If Shanghai today "reproduces and surpasses New York in the '30s," when it was home to seven million people and sprouting up with 200 skyscrapers (at that time more than in all other cities in the world combined), its cosmopolitan status can be attributed in part to the American architects at work there. The show focuses on a cluster of three skyscrapers, or "supertalls" between 88 and 128 stories, all designed by American firms: Jin Mao by Skidmore, Owings & Merrill; Shanghai World Financial Center by Kohn Pedersen Fox (KPF); and Shanghai Tower by Gensler. The oldest and shortest, 88-story Jin Mao, completed in 1999, assumes the shape of a stretched pagoda; while the tallest, Shanghai Tower, which is under construction and due for completion in 2014, is already leaping ahead technologically and aesthetically with a twisting glass and steel cape wrapped around nine stacked atriums at its core. Not incidentally, all three are Manhattan-like in their proximity to water as they rise in Pudong, a peninsula jutting into the Huangpu River that was designated by Deng Xiaoping in 1990 to be the pulsing heart, and financial center, of the metropolis.

More celebratory than skeptical, "China Prophecy" notes the irrepressible energy, the posturing, and the power plays that it takes to translate ambition into a skyline. Plaza 66, a two-tower commercial project completed in 2006 on busy Nanjing Road, has the kind of sky bridges once envisioned for a future Manhattan according to an accompanying photograph of a 1931 Regional Plan of New York. Another high-rise complex of offices, hotels, retail and restaurants, Jing An Kerry Centre, also designed by KPF, was explicitly modeled after Rockefeller Center with towers arrayed around a 32,000-square-foot central plaza; at the show, a model of the center is set in front of a historic rendering of the real Rockefeller Center to underscore the similarities.

Looking back at the jazzy age of New York skyscraper-building, we might imagine the mood back then was pure excitement and swagger, forgetting that there was probably also the anxiety of displaced residents, official disregard for old building stock, and developers' bullying techniques. Watching Shanghai grow even from afar, we can capture that dual sense of optimism and fear that accompanies most ambitious development. When Deng publicly blessed the development plan transforming mudflats and warehouses into Pudong, he pronounced it the "Head of the Dragon," while some million village people were swept out of the way without much notice.

The show is small but knowing and loaded with riveting minutiae, including a video panning across an official 8,000-square-foot model of the city showing all existing and even future building projects in Shanghai. (Surely, one of the perks of owning all the land is that the state knows what's going to go where way ahead of everyone else.) Details about how materials found their way into the show—for example, a German photographer found on Flickr was commissioned to make a compelling you-are-there video, filmed while traveling through town on a Changjiang motorcycle—hint that the museum subscribes to the same ad hoc opportunistic spirit of the skyscraper-builders themselves.

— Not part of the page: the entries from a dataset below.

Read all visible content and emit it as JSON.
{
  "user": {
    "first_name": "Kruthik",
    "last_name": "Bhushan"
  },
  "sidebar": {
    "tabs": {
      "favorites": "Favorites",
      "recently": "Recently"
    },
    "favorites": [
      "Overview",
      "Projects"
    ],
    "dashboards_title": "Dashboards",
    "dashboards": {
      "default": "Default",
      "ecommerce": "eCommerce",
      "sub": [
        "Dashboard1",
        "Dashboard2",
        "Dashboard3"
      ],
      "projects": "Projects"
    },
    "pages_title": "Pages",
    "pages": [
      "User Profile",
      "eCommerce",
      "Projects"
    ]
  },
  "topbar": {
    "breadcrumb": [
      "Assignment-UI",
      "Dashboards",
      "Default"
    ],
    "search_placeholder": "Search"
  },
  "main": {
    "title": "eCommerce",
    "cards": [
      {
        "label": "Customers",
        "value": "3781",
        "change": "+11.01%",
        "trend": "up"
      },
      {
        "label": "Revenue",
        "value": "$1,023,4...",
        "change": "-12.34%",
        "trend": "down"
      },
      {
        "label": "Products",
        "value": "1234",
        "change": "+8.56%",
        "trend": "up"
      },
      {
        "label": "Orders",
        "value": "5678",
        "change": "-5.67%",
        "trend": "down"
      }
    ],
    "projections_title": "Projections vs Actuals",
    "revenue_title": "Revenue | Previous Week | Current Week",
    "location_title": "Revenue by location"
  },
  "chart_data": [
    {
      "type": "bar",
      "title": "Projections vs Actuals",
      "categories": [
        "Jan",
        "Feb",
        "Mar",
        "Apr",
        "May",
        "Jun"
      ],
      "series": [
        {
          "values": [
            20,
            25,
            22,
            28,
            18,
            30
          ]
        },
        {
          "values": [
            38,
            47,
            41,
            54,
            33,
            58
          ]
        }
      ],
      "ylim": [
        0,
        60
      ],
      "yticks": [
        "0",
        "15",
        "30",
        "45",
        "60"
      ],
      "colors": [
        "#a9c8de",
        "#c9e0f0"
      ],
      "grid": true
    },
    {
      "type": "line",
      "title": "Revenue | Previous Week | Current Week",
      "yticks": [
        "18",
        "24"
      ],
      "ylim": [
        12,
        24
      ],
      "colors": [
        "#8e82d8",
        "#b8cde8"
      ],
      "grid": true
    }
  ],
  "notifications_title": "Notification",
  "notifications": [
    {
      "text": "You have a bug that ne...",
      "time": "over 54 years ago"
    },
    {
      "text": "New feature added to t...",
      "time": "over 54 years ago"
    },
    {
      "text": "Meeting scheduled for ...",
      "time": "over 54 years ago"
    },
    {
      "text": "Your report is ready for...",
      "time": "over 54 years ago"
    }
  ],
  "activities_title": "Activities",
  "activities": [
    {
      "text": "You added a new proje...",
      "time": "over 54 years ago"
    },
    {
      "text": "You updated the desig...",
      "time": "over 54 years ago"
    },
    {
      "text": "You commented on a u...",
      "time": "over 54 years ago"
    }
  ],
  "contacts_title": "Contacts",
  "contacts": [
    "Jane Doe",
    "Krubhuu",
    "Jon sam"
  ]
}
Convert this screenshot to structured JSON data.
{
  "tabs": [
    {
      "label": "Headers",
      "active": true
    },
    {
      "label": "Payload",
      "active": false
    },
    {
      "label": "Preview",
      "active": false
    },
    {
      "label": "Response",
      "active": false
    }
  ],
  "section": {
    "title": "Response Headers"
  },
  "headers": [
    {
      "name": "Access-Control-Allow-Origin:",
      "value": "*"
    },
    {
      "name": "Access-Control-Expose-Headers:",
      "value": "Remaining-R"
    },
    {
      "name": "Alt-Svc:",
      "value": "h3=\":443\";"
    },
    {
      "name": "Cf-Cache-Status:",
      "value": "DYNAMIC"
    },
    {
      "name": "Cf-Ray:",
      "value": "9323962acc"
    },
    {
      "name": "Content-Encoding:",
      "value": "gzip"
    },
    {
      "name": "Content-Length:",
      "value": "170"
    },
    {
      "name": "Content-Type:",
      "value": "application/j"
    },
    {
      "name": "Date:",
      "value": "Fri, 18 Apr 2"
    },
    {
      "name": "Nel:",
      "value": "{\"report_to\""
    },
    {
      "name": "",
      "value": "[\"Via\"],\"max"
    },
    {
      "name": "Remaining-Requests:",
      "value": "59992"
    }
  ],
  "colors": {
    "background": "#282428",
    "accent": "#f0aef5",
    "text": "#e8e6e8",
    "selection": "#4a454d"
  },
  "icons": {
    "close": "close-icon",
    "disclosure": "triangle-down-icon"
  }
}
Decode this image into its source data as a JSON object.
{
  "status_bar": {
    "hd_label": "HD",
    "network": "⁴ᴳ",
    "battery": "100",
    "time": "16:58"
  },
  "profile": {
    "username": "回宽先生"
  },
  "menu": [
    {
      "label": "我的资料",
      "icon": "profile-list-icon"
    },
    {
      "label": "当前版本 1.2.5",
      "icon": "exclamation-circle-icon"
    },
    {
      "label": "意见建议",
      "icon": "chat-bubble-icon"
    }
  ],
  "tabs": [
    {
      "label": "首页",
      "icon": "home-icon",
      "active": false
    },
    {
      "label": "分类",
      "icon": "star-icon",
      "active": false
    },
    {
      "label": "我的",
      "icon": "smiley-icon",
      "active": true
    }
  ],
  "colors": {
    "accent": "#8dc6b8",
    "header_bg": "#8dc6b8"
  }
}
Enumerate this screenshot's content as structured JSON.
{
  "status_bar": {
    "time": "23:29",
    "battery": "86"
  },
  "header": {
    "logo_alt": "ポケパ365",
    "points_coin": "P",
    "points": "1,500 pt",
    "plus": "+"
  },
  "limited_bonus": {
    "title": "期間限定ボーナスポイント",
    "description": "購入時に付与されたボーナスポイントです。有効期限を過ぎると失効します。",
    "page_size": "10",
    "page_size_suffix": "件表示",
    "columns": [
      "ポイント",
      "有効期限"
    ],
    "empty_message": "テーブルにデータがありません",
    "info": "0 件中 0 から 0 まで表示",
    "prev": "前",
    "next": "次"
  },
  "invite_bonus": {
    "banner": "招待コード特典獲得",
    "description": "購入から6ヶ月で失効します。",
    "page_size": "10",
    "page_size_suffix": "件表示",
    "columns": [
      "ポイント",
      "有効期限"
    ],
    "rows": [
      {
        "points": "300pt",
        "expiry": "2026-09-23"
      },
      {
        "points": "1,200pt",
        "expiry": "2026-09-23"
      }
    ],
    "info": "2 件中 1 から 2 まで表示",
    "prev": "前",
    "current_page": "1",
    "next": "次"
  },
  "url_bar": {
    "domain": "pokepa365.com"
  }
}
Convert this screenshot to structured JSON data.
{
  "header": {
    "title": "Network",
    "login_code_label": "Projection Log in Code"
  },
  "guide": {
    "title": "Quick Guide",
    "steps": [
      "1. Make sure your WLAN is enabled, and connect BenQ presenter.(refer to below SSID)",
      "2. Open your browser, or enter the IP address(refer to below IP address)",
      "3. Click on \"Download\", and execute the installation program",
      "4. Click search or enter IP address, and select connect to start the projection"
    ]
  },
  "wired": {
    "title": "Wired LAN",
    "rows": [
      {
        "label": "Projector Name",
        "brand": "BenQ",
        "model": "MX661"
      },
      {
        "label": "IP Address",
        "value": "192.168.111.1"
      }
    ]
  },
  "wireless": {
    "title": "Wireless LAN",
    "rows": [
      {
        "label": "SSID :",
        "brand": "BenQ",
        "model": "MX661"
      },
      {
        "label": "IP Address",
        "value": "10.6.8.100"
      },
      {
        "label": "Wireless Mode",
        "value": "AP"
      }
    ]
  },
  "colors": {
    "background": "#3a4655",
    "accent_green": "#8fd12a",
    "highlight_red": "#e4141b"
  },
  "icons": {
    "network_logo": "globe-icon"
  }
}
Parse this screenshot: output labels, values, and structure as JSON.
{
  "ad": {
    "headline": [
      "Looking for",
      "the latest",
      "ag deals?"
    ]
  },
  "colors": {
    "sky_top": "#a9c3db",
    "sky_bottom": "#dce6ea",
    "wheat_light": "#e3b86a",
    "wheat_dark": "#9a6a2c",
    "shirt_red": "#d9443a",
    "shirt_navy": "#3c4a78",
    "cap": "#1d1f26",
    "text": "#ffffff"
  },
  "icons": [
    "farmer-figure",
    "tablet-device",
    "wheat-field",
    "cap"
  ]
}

Does "China Prophecy" offer more than an exercise in compare, contrast and celebrate? One final video is actually quite provocative. Spliced together side by side, the clip juxtaposes a film from the Democracity and Futurama displays at the 1939 World's Fair in New York with a promotional video for Shanghai 2010 Expo, with its theme "Better City, Better Life." Both extol elevated highways and skyscrapers rising from verdant green acres. To our contemporary eyes, Futurama may look rather quaint, but in Shanghai those same visions are already reaching for the sky and beyond.

Ms. Iovine is the executive editor of The Architect's Newspaper.